*What this task involves*. Could the data below be printed out exactly, with the pictures left out?

[Collected data]
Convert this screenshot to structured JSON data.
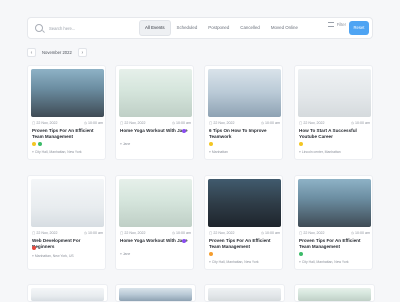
{
  "search": {
    "placeholder": "Search here..."
  },
  "tabs": [
    {
      "label": "All Events",
      "active": true
    },
    {
      "label": "Scheduled"
    },
    {
      "label": "Postponed"
    },
    {
      "label": "Cancelled"
    },
    {
      "label": "Moved Online"
    }
  ],
  "toolbar": {
    "filter_label": "Filter",
    "reset_label": "Reset"
  },
  "date_nav": {
    "prev": "‹",
    "current": "November 2022",
    "next": "›"
  },
  "cards": [
    {
      "date": "22 Nov, 2022",
      "time": "10:00 am",
      "title": "Proven Tips For An Efficient Team Management",
      "location": "City Hall, Manhattan, New York"
    },
    {
      "date": "22 Nov, 2022",
      "time": "10:00 am",
      "title": "Home Yoga Workout With Jane",
      "location": "Jane"
    },
    {
      "date": "22 Nov, 2022",
      "time": "10:00 am",
      "title": "6 Tips On How To Improve Teamwork",
      "location": "Manhattan"
    },
    {
      "date": "22 Nov, 2022",
      "time": "10:00 am",
      "title": "How To Start A Successful Youtube Career",
      "location": "Lincoln center, Manhattan"
    },
    {
      "date": "22 Nov, 2022",
      "time": "10:00 am",
      "title": "Web Development For Beginners",
      "location": "Manhattan, New York, US"
    },
    {
      "date": "22 Nov, 2022",
      "time": "10:00 am",
      "title": "Home Yoga Workout With Jane",
      "location": "Jane"
    },
    {
      "date": "22 Nov, 2022",
      "time": "10:00 am",
      "title": "Proven Tips For An Efficient Team Management",
      "location": "City Hall, Manhattan, New York"
    },
    {
      "date": "22 Nov, 2022",
      "time": "10:00 am",
      "title": "Proven Tips For An Efficient Team Management",
      "location": "City Hall, Manhattan, New York"
    }
  ],
  "colors": {
    "accent": "#4ea4f3",
    "yellow": "#f3c623",
    "green": "#3dbb6a",
    "purple": "#8a4df0",
    "red": "#e6483d",
    "orange": "#f59e2f"
  }
}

*Response*.
Convert this screenshot to structured JSON data.
{
  "search": {
    "placeholder": "Search here..."
  },
  "tabs": [
    {
      "label": "All Events",
      "active": true
    },
    {
      "label": "Scheduled"
    },
    {
      "label": "Postponed"
    },
    {
      "label": "Cancelled"
    },
    {
      "label": "Moved Online"
    }
  ],
  "toolbar": {
    "filter_label": "Filter",
    "reset_label": "Reset"
  },
  "date_nav": {
    "prev": "‹",
    "current": "November 2022",
    "next": "›"
  },
  "cards": [
    {
      "date": "22 Nov, 2022",
      "time": "10:00 am",
      "title": "Proven Tips For An Efficient Team Management",
      "location": "City Hall, Manhattan, New York"
    },
    {
      "date": "22 Nov, 2022",
      "time": "10:00 am",
      "title": "Home Yoga Workout With Jane",
      "location": "Jane"
    },
    {
      "date": "22 Nov, 2022",
      "time": "10:00 am",
      "title": "6 Tips On How To Improve Teamwork",
      "location": "Manhattan"
    },
    {
      "date": "22 Nov, 2022",
      "time": "10:00 am",
      "title": "How To Start A Successful Youtube Career",
      "location": "Lincoln center, Manhattan"
    },
    {
      "date": "22 Nov, 2022",
      "time": "10:00 am",
      "title": "Web Development For Beginners",
      "location": "Manhattan, New York, US"
    },
    {
      "date": "22 Nov, 2022",
      "time": "10:00 am",
      "title": "Home Yoga Workout With Jane",
      "location": "Jane"
    },
    {
      "date": "22 Nov, 2022",
      "time": "10:00 am",
      "title": "Proven Tips For An Efficient Team Management",
      "location": "City Hall, Manhattan, New York"
    },
    {
      "date": "22 Nov, 2022",
      "time": "10:00 am",
      "title": "Proven Tips For An Efficient Team Management",
      "location": "City Hall, Manhattan, New York"
    }
  ],
  "colors": {
    "accent": "#4ea4f3",
    "yellow": "#f3c623",
    "green": "#3dbb6a",
    "purple": "#8a4df0",
    "red": "#e6483d",
    "orange": "#f59e2f"
  }
}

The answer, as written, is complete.